Cindy Sherman at MoMA
I should absolutely start by saying that I love Cindy Sherman’s work. Her black and white film stills from the 70s are some of the smartest pieces I have seen. And her entire oeuvre examines identity in a way no other artist has. But after being away from NYC and visiting the show subsequent to reading reviews (something I try to avoid), I have to say that I was disappointed. There were a number of great things about the show: the film stills , the room of history portraits, seeing all of her work together in one space allowed viewers to appreciate what she has accomplished over the years. But overall, I felt as if I had seen everything before. If you have seen one Cindy Sherman from a particular series, is it absolutely necessary to see 10 more? Sure, if you have the time and stamina. But if one is visiting NYC, there are so many other things worth seeing that will be new and fresh. However…
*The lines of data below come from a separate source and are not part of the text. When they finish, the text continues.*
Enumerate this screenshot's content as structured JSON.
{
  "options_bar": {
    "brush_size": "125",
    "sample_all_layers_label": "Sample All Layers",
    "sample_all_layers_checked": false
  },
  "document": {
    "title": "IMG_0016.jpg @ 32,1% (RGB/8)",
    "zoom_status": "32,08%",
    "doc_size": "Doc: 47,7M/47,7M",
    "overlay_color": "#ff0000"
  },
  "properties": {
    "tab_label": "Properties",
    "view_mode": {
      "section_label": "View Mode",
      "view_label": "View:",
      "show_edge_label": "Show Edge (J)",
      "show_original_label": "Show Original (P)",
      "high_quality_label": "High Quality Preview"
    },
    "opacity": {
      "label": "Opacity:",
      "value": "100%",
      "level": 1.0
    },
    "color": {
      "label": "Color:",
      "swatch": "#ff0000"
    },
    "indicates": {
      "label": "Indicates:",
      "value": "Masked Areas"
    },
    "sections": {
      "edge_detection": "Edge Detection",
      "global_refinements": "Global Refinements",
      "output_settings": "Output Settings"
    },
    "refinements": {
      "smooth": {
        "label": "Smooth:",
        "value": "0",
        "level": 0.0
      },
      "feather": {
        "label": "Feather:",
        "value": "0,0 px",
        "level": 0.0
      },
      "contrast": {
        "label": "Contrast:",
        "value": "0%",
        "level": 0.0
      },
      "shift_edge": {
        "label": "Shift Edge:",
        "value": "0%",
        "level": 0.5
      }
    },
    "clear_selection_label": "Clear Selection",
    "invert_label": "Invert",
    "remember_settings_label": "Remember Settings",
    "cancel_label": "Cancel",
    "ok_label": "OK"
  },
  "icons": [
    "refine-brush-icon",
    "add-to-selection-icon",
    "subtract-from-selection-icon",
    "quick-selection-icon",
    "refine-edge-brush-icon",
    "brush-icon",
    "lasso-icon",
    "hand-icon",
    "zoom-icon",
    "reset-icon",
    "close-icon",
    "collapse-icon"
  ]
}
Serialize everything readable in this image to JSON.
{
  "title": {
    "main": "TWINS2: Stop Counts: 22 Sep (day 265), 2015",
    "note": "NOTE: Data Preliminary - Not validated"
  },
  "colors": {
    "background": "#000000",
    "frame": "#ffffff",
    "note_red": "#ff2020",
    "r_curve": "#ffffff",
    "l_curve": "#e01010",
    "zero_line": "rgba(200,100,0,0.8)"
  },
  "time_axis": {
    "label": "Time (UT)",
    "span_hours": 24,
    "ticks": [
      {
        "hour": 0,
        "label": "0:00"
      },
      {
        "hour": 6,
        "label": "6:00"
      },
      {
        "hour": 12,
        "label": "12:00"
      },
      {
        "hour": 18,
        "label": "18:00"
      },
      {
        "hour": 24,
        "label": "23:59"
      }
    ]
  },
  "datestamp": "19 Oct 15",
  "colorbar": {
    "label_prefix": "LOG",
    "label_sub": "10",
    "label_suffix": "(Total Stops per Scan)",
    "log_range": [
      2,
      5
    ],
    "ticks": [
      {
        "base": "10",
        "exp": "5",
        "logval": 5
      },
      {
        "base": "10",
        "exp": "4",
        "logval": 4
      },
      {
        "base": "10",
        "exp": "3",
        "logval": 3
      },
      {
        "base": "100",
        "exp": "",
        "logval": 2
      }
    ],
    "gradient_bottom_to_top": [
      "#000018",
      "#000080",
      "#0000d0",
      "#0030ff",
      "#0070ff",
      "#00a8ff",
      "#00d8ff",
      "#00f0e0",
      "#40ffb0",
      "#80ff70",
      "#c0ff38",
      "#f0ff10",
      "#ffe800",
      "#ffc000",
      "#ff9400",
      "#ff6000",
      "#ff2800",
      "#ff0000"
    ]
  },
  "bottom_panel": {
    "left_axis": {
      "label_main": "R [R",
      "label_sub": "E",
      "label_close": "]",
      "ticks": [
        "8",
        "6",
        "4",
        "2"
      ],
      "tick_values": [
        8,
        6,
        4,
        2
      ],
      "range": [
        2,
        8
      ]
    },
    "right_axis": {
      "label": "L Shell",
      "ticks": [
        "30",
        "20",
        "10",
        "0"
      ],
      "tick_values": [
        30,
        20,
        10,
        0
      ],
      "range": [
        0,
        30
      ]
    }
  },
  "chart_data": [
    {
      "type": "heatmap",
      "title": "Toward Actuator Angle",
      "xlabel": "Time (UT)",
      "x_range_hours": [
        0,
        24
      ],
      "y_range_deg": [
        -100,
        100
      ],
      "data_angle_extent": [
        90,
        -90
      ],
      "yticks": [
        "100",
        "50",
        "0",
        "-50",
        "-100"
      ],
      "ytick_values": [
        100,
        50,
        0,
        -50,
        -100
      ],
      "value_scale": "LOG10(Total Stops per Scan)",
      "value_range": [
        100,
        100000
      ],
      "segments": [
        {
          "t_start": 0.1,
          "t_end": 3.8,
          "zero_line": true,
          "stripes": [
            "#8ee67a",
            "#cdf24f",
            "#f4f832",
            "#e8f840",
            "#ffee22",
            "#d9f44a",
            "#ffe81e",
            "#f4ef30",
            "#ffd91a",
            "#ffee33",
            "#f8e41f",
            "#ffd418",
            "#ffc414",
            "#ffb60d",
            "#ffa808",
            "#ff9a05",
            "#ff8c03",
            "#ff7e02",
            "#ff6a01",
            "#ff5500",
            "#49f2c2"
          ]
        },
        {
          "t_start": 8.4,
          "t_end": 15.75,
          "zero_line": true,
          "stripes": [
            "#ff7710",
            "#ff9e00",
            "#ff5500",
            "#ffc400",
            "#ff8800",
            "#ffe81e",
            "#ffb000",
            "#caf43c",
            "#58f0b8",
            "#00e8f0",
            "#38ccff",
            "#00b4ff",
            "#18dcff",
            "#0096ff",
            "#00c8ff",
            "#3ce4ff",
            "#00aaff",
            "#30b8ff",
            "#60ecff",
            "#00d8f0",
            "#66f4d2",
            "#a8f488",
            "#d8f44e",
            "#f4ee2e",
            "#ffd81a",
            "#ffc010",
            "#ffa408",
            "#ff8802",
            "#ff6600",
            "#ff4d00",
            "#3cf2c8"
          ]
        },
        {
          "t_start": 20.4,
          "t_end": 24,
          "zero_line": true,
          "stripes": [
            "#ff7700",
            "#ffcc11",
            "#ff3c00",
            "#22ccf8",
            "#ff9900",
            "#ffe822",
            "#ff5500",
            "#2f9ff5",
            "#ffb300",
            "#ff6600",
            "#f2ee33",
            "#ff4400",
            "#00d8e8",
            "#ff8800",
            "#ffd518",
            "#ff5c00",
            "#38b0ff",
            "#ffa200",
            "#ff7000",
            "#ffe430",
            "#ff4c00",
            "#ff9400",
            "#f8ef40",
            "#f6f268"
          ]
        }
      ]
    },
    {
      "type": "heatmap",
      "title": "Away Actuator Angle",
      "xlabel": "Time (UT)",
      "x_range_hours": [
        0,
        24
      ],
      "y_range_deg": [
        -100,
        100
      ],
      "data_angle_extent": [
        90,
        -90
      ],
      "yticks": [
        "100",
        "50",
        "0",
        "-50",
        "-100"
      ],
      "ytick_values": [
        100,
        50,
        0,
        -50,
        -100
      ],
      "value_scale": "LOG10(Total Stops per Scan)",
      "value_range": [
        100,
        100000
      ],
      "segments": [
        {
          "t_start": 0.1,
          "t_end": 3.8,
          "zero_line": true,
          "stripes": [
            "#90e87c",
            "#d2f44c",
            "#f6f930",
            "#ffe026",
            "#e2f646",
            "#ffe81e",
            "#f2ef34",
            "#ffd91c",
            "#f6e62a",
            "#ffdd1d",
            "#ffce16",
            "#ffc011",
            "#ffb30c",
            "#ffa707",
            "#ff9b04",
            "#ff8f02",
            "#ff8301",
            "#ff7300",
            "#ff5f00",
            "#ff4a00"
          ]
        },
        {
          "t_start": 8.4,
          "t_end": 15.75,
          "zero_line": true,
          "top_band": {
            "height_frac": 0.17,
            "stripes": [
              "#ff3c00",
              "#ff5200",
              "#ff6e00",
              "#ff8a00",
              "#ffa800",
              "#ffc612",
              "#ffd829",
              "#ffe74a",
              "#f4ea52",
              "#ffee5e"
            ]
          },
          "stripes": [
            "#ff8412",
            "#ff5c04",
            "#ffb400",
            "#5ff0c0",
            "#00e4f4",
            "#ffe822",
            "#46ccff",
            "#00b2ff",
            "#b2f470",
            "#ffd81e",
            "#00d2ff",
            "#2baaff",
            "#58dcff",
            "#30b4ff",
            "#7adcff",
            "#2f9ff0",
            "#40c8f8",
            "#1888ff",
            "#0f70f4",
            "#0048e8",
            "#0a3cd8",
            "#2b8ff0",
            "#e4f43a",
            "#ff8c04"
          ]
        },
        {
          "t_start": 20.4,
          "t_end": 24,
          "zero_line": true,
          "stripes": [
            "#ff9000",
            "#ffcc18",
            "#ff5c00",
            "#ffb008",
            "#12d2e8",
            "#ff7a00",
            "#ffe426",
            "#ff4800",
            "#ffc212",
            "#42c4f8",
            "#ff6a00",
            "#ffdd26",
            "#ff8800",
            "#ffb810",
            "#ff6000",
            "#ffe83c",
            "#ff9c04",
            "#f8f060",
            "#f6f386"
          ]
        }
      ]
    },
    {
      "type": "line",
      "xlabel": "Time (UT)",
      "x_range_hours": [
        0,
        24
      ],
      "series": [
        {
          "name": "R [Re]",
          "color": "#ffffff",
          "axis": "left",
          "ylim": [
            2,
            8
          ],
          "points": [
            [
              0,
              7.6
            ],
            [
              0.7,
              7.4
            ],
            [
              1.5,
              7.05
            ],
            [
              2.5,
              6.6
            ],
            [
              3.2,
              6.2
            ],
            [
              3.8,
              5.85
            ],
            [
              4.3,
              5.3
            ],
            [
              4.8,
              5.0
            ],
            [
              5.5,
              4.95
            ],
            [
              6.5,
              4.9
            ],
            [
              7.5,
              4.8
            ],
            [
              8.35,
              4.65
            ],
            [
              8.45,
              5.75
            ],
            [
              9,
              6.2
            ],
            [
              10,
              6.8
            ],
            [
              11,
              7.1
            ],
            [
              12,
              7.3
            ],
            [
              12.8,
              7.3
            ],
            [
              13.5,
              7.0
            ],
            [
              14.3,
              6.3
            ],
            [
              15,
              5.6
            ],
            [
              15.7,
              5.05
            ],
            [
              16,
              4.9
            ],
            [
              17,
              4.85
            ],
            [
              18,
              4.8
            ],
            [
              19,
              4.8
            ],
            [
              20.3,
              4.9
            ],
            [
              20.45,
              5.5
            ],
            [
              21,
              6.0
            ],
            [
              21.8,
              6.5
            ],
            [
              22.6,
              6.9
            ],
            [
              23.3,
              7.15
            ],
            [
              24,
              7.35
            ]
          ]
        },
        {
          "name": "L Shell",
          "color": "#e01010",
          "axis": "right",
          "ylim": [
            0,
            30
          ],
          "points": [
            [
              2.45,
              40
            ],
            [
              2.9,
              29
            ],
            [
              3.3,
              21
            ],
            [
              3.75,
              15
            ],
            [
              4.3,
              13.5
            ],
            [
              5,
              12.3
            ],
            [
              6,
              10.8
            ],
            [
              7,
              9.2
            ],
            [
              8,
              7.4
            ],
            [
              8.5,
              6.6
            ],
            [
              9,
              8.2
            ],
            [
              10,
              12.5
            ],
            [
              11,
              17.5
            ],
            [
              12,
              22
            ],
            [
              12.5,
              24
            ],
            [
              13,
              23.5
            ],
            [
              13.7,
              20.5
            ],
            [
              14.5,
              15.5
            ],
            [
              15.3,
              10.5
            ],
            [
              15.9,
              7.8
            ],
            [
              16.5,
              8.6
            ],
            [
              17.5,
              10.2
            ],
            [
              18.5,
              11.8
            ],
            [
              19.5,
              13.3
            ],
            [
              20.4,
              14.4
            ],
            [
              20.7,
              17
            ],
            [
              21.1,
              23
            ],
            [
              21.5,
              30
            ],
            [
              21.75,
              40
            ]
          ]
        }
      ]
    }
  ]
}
I am including images from the works that I responded to. One of the best parts of this exhibition is seeing so many of the black and white film stills from the late 70s/early 80s hung together. I thought I had seen all of them, and while I did recognize many, there were a lot I had never seen before. And hung together, they were marvelous!
Hanging the history portraits salon style was genius. The viewer can immerse himself in them in this small back gallery. Placing herself within the context of Old Masters paintings, these are some of Sherman’s finest works. Sherman is not trying to fool the viewer into believing these are real scenes or that she has “become” a particular character. We see the spot where the bald cap meets her head; we can clearly see the fake breasts and the unevenly applied bushy eyebrows on some of her characters. The works are playful but at their core about identity and how false perceptions can truly be.
In the final two galleries we see Sherman’s most recent photographs of herself as members of the upper class–the 1%. Her portrayal of these overly-tanned divas with sagging skin is spot on, making us almost feel sorry for them for their pitiful vanity.
It’s funny, one of the pieces of art I have always wanted to own for my collection is a portrait of Cindy Sherman by the photographer, Martin Schoeller. It is a close up of her face, little makeup, freckles, and no costumes; this is as close to the artist as a person as we will ever get. We normally see the quiet Sherman dressed up as someone else. Seeing her exposed and vulnerable held great appeal for me. It’s as if those eyes have really lived all of the moments she has created in her art.
Cindy Sherman will be on view at the Museum of Modern Art New York through June 11, 2012.